It appears the incoming competition from insurers is not confined to Germany. Javier García-Palencia, managing partner at financial services firm Alantra’s Spanish debt advisory practice, is seeing insurers lending in the Iberian peninsula.

“Insurers have started to invest in non-liquid transactions with long tenors and aggressive pricing,” he says. “The insurers used to mostly invest in liquid instruments with a rating, but increasingly they will look to buy and hold tickets from €50 million to €150 million in non-sponsor deals with a strong credit profile, with less leveraged companies of 2x to 3x EBITDA.”

He adds that insurers in Spain are lending with maturities of up to 10 years at rates of less than 3 percent. Although thus far, they appear to have been mostly treading on the toes of the banks, debt funds should also be wary.

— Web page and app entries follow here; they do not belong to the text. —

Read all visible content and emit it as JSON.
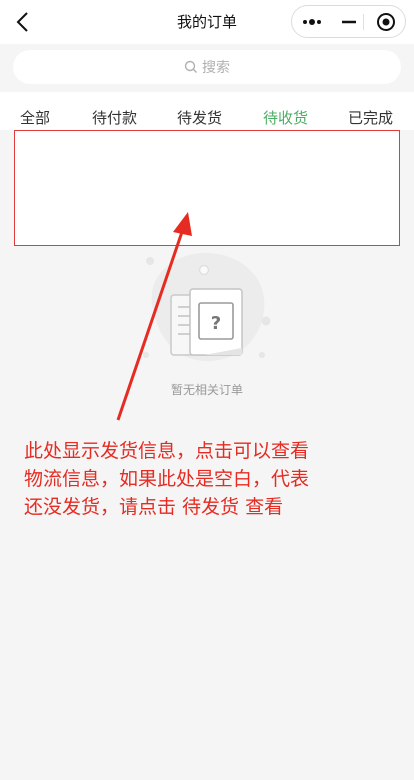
{
  "header": {
    "title": "我的订单"
  },
  "search": {
    "placeholder": "搜索"
  },
  "tabs": [
    {
      "label": "全部"
    },
    {
      "label": "待付款"
    },
    {
      "label": "待发货"
    },
    {
      "label": "待收货",
      "active": true
    },
    {
      "label": "已完成"
    }
  ],
  "empty_state": {
    "text": "暂无相关订单"
  },
  "annotation": {
    "line1": "此处显示发货信息，点击可以查看",
    "line2": "物流信息，如果此处是空白，代表",
    "line3": "还没发货，请点击 待发货 查看"
  },
  "colors": {
    "accent": "#4cae63",
    "annotation": "#e52b22"
  }
}
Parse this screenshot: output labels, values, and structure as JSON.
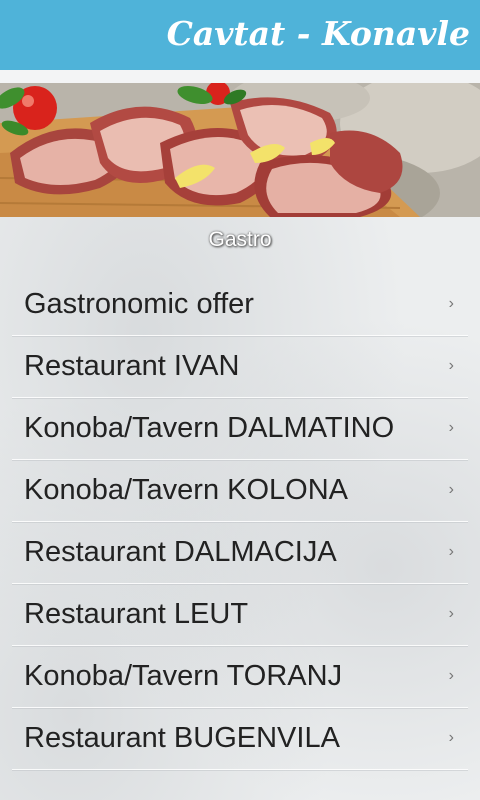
{
  "header": {
    "title": "Cavtat - Konavle"
  },
  "banner": {
    "image": "prosciutto-platter-photo"
  },
  "section": {
    "label": "Gastro"
  },
  "menu": {
    "items": [
      {
        "label": "Gastronomic offer"
      },
      {
        "label": "Restaurant IVAN"
      },
      {
        "label": "Konoba/Tavern DALMATINO"
      },
      {
        "label": "Konoba/Tavern KOLONA"
      },
      {
        "label": "Restaurant DALMACIJA"
      },
      {
        "label": "Restaurant LEUT"
      },
      {
        "label": "Konoba/Tavern TORANJ"
      },
      {
        "label": "Restaurant BUGENVILA"
      }
    ],
    "chevron": "›"
  },
  "colors": {
    "header": "#4fb3d9",
    "text": "#222222"
  }
}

Competition at the top end of the capital structure could force banks down towards more traditional debt fund territory. Equally, as insurers become more comfortable lending directly, they may seek higher returns themselves in riskier areas such as unitranche or stretched-senior.

Laurent Bouvier, founding partner at fund manager Kartesia, says the role of LPs acting directly is likely to continue.

“LPs are getting bigger and bigger and we’ve already seen them disintermediate private equity,” he says. “I think we will see the same for direct lending as well, though it will be focused at the larger end of the market.”

The effects of this growing competition on senior debt markets are starting to raise concerns among lenders and their investors and, according to Tonn, may already be prompting changes in investor behaviour.

“We’ve seen excesses happen in lending recently and now we are starting to witness a flight to quality and reliability,” he says. “Some investors are now willing to accept lower returns for more safety and security, but margins and yield in the safest markets are still not that attractive.”

Although some investors might see the need to adopt a safer approach in the current economic climate, others need to have their money put to
work – particularly pension funds, which are facing significant long-term liabilities.

“There’s a lot of investor clamour to make sure money is getting deployed, and this puts managers under a lot of pressure,” says Castledine.

Tonn agrees, but warns about the potential consequences: “It may be the case that investors are putting pressure on their funds because there is a lot of cash out there that is looking for a decent yield, but this approach will ultimately produce inferior returns.”

Syndication concerns

Castledine believes the risks are particularly acute at the upper end of the market: “The risk comes when you are trying to deploy a very large amount of money as then you need to do a lot of very big deals. But you can find people further down the size spectrum who are able to maintain discipline.”

He says areas that should concern investors include fund managers entering the syndication space: “Some of the big funds are increasingly trying to take on underwriting and syndication deals and are underwriting much bigger deals than they’re supposed to with the intention of selling them down. That’s fine when you can sell it on, but if credit market conditions worsen then you could be left holding the debt.”

Castledine warns about paying too much attention to historical default data when making fund investment decisions, saying it can be hard to apply this information to the very different conditions in private debt lending.

“Macro statistics on defaults and recovery rates can be misleading as they’re typically based on thousands of deals,” he says. “But most funds won’t have more than 50 transactions, usually less, and if just one of those goes bad you’ve already got a 2 percent default rate. Portfolios aren’t granular enough and this can make it hard to understand how they will perform during a

The quest for yield is unlikely to abate and, amid less benign market conditions, it seems more investors will be looking for lower but stable returns in senior debt. But if they are to come out of the next credit cycle in good health it will be important for them to understand the new competition in this part of the capital structure and know how to mitigate its effects on pricing and risk.